Listed entries START

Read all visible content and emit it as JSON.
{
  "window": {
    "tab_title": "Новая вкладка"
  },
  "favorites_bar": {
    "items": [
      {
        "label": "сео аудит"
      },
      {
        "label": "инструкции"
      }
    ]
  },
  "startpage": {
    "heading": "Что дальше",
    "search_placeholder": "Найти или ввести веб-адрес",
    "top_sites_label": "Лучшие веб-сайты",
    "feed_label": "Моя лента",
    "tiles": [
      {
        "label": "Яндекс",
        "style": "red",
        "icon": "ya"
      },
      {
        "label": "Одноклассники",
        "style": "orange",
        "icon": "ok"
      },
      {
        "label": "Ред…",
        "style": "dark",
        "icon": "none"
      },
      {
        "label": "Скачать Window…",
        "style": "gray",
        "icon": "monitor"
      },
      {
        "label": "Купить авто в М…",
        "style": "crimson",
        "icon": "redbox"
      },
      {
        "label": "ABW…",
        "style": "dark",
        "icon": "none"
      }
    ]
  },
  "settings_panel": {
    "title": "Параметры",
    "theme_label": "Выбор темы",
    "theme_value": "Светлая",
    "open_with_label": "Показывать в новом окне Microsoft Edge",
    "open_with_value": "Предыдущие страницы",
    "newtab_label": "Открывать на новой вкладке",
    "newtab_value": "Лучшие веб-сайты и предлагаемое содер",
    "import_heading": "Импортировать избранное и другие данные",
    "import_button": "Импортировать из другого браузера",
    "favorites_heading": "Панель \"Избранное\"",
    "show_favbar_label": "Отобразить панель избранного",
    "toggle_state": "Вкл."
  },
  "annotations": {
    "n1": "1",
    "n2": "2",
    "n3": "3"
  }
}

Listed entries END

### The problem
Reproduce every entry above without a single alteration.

### Solution
Read all visible content and emit it as JSON.
{
  "window": {
    "tab_title": "Новая вкладка"
  },
  "favorites_bar": {
    "items": [
      {
        "label": "сео аудит"
      },
      {
        "label": "инструкции"
      }
    ]
  },
  "startpage": {
    "heading": "Что дальше",
    "search_placeholder": "Найти или ввести веб-адрес",
    "top_sites_label": "Лучшие веб-сайты",
    "feed_label": "Моя лента",
    "tiles": [
      {
        "label": "Яндекс",
        "style": "red",
        "icon": "ya"
      },
      {
        "label": "Одноклассники",
        "style": "orange",
        "icon": "ok"
      },
      {
        "label": "Ред…",
        "style": "dark",
        "icon": "none"
      },
      {
        "label": "Скачать Window…",
        "style": "gray",
        "icon": "monitor"
      },
      {
        "label": "Купить авто в М…",
        "style": "crimson",
        "icon": "redbox"
      },
      {
        "label": "ABW…",
        "style": "dark",
        "icon": "none"
      }
    ]
  },
  "settings_panel": {
    "title": "Параметры",
    "theme_label": "Выбор темы",
    "theme_value": "Светлая",
    "open_with_label": "Показывать в новом окне Microsoft Edge",
    "open_with_value": "Предыдущие страницы",
    "newtab_label": "Открывать на новой вкладке",
    "newtab_value": "Лучшие веб-сайты и предлагаемое содер",
    "import_heading": "Импортировать избранное и другие данные",
    "import_button": "Импортировать из другого браузера",
    "favorites_heading": "Панель \"Избранное\"",
    "show_favbar_label": "Отобразить панель избранного",
    "toggle_state": "Вкл."
  },
  "annotations": {
    "n1": "1",
    "n2": "2",
    "n3": "3"
  }
}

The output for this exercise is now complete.